Gov. Christie appointed four new members to the Council for Medical Research and Treatment of Autism.  (Staff, State Street Wire)



Two weeks out, Democratic majorities still non-committal on budget authorship

Support among Senate and Assembly Democrats for authoring a budget has gained some momentum, sources said, but with two weeks to go before a final budget is due, no decision has been made.  (Carroll, State Street Wire)



DiCicco wants Urban Transit Hub Tax Credit Program tightened

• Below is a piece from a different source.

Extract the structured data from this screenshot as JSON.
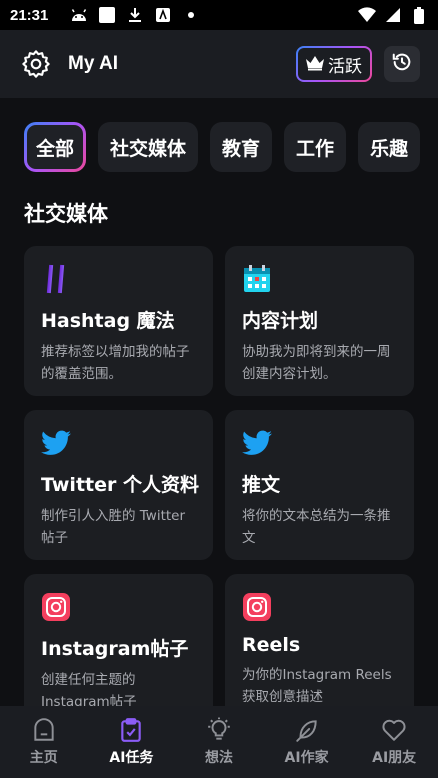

A legislator at the Assembly Commerce and Economic Development Committee meeting Monday recommended tightening the Urban Transit Hub Tax Credit Program to make sure it is intended to attract businesses from out of state and not just provide lucrative incentives for businesses that already are in the state to move just a few miles away.  (Hassan, State Street Wire)



Shared services, busing bills cleared committees

Bills on shared services, out-of-state bus companies advance.  (Staff, State Street Wire)



Bill to create life sciences internship program advances

The Assembly Commerce and economic Development Committee unanimously passed A4094, a bill that creates the New Jersey Life Science Internship Challenge Program.  (Hassan, State Street Wire)



From the Back Room



Buono’s burden

Sources say the stark battle lines in the Middlesex County Democratic Party and her reluctance to starkly and publicly choose a side reveal state Senate Majority Leader Barbara Buono’s timeless political problem: her inability to radiate power out of her own district – let alone muster credibility as a statewide figure.  (Staff, PolitickerNJ)






Union deal likely, and without Wis. dramatics

Don’t expect a repeat of the political warfare waged in Wisconsin if there is a bipartisan bedfellows vote to weaken collective bargaining power of New Jersey’s public employee unions.  (Stile, The Record)



FEC dismisses Tea Party plant complaint against CamCo Dems

The Federal Election Commission has dismissed a complaint filed by the New Jersey Republican State Committee alleging the Camden County Democratic Committee violated campaign finance laws in the hotly contested race between Democrat John Adler and Republican Jon Runyan.  (Roh, Strictly Politics)



Oliver move cost Dems on pension

If Assembly Democrats were smart, they’d get Sheila Oliver a helicopter.

The speaker’s decision to drive a wedge between Chris Christie and Steve Sweeney in support of maintaining the status quo on how public pension and health benefits are awarded is the political equivalent of handing the governor the keys to a tank, patting him on the back and telling him to enjoy himself.  (NJBIZ)

  Morning News Digest: June 14, 2011